When a loved one passes away in Ohio, families need time to grieve and recover from their loss. However, there are legal obligations that survivors need to fulfil as well. One of the first is to find out whether or not the deceased left a legitimate will behind.
Whether you are an elderly person, mortally ill or just getting an early start on your estate planning, the last thing you want to worry about is how your assets can divide your family. It is fairly common for families in Ohio to face extreme tension over who should get what when someone passes, even when a will clearly states the deceased’s intentions. Suddenly, deep-seated resentments rise up and family members are at each other’s throats.
When the government first announced the tax reform for 2018 onward, many people in Ohio wondered how it would affect their finances. After all, what they make is only one aspect of income. What Uncle Sam took for itself affected the actual take-home pay. One surprising change many people soon noticed was an increase in how much of an inherited estate passed below Uncle Sam’s radar for tax purposes.
Losing a family member is a difficult experience. What can make it worse is finding out that the will making its way through probate in Ohio is not the one originally written or does not contain provisions promised by the deceased. These are just some of the common reasons someone may choose to contest a will.
When it comes to medical decisions, autonomy is a must. However, should you be suddenly incapacitated by illness or injury, you may be unable to make your desires regarding health care known. Even if you have a document in place that states your wishes, it might still be disputed by your family. That's why it's so important to choose a power of attorney, which is a person who will serve as your advocate when it comes to decisions regarding care. Forbes explains what you should look for when making this crucial estate planning decision.

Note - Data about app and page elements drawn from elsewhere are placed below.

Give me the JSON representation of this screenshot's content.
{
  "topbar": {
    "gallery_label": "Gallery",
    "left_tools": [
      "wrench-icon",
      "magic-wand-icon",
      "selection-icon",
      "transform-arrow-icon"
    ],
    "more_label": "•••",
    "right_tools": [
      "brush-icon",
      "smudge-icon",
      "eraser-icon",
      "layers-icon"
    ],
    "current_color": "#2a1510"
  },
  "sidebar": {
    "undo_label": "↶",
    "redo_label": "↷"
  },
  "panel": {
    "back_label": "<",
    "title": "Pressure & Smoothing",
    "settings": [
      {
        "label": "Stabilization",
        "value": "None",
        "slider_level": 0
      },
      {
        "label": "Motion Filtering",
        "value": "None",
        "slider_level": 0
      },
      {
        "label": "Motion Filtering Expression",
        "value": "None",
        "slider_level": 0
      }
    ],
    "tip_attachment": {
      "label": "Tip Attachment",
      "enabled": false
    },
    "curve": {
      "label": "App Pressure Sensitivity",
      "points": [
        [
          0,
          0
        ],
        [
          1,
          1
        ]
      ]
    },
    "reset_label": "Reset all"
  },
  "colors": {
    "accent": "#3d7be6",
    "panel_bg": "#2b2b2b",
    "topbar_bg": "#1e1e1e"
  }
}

If the privacy of your heirs and your estate, avoiding probate or limiting estate taxes are a concern for you when preparing your estate plan, you may consider establishing a living trust. However, there are different types of trusts available for people in Ohio and elsewhere, and some options may be better suited for certain circumstances than others. Therefore, you may find it helpful to understand the difference between revocable and irrevocable trusts.
As one enters into the process of estate planning in North Canton, they might be under the assumption that whatever amount of assets they have to pass on to their heirs will automatically be limited by an estate tax liability. It may be easy to assume that taxes will come into play during the estate administration process; there are typically tax considerations with any significant transfer of funds or property. Yet estate taxes may be something that too many dedicate too much concern to.
Ohio residents who suffer from physical disabilities have the same rights to prepare an estate plan just like anyone else. Provided that a person is of sound mind and is not being taken advantage of, a disabled person can create a last will and testament that is as legally enforceable as any other will. This is because Ohio law offers other means to certify a will other than affixing a personal signature to it.
If one of your relatives dies in Ohio leaving you nothing or less than you expected to receive in his or her will, is this a sufficient reason to challenge that will? Per FindLaw, the answer is no. Instead, you must have other far more important grounds to successfully challenge a will.